    That means not just core business competency, but agility, a smart approach

    to business and the ability to identify an opportunity when it knocks. Today,

    the opportunity for many businesses is joining the cloud revolution.

    Success. More than 90% of companies saw at least one area of improvement in their IT

    department after adopting the cloud.

    52% reported increased data center efficiency and utilization

    47% of companies said that they witnessed lower operatingcosts after cloud adoption

    Conclusion/Key Take-Aways6


  • KONICA MINOLTA BUSINESS SOLUTIONS U.S.A., INC.100 Williams Drive, Ramsey, New Jersey 07446 2014 KONICA MINOLTA BUSINESS SOLUTIONS U.S.A., INC. All rights reserved. Reproduction in whole or in part without written permission is prohibited. KONICA MINOLTA, the KONICA MINOLTA logo, Count On Konica Minolta, bizhub PageScope, and Giving Shape to Ideas are registered trademarks or trademarks of KONICA MINOLTA, INC. All other product and brand names are trademarks or registered trademarks of their respective companies or organizations. All features and functions described here may not be available on some products.

    The enterprise-grade cloud solution is fully managed and includes system and file backup, patch management, remote monitoring, event log tracking and technical support. These systems are all hosted within the United States in a secure private cloud datacenter, which is SOC 1 / SOC 2 compliant. Each cloud server has its own dedicated firewall, allocated RAM, disk space and bandwidth, so any business can have confidence that their data will be online and available 24-7-365.

    The IT experts at All Covered will safeguard business continuity via All Covered Backup for Servers. This system is designed to keep businesses online no matter what. The Cloud Backup and Disaster Recovery Solution performs backups of critical data to an on-site device, which is then replicated out to a SOC 1 / SOC 2 datacenter. By doing so, data is always safe and can be easily recovered in case of a disaster.

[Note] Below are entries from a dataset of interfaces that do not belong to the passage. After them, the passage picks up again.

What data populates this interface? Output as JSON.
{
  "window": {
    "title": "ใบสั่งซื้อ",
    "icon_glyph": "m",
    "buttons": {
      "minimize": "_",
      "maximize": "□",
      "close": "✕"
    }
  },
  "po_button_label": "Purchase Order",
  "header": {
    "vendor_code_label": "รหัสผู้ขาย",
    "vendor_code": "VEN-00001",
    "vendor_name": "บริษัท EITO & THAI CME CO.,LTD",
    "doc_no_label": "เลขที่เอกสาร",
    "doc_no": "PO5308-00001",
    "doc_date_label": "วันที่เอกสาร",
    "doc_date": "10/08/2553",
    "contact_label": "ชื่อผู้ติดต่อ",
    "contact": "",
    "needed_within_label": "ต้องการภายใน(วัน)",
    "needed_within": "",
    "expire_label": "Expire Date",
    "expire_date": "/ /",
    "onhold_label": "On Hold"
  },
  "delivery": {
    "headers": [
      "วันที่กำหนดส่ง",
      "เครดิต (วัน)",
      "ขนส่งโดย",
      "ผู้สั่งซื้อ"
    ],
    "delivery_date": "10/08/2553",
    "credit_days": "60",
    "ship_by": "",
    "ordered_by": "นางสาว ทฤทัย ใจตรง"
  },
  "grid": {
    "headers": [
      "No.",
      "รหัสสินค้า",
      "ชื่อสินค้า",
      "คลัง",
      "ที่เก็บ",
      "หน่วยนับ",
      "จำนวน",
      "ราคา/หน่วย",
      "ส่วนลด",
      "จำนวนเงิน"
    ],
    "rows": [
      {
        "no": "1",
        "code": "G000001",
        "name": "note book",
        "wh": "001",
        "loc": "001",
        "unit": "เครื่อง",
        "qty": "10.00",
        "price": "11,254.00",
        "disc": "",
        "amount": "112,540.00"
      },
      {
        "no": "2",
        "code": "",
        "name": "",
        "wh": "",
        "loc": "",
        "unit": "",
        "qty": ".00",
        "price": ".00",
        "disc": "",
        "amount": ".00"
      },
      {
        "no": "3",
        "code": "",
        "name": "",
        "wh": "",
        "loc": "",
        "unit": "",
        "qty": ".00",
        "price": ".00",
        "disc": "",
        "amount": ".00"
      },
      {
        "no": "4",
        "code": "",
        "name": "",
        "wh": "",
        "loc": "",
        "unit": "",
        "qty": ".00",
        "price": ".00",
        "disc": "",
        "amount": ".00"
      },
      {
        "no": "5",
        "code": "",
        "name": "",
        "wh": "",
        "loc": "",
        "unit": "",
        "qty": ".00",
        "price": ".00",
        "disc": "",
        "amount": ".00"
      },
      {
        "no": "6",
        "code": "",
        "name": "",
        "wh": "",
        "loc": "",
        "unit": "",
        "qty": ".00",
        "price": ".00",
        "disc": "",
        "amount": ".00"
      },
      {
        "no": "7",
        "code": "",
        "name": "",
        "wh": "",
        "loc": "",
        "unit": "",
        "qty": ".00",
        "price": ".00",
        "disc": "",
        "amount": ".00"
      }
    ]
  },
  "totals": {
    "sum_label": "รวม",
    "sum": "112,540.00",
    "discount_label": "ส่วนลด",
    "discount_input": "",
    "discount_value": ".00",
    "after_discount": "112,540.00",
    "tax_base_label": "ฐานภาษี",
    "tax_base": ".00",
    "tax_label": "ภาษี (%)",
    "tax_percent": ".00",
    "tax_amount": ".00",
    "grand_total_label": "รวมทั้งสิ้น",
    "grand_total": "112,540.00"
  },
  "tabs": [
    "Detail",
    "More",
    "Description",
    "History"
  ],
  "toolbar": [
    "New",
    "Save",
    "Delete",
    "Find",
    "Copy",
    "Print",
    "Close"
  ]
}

    Access to email on a constant basis is a must today and the Cloud Hosted

    Exchange Services offered by All Covered provides guaranteed uptime and reliability. The All Covered Hosted Exchange goes beyond traditional email services and provides tools for true collaboration between work groups. Teams can manage tasks, share contact lists and calendars and more.

    Most importantly, the experts at All Covered can provide business continuity no matter the condition, office location or emergency. Contact All Covered toll-free at 866-446-1133 or visit to join the revolution.

    When a business decides to join the cloud revolution, All Covered, the IT Services division

    of Konica Minolta, can ensure success. The All Covered Cloud Servers focus on reducing an organizations

    need to continuously invest in IT-related hardware and software while increasing server uptime.

    JOIN THE CLOUD REVOLUTION. Contact All Covered toll-free at 866-446-1133 or visit


    How All Covered Can Help Businesses Join the Cloud Revolution7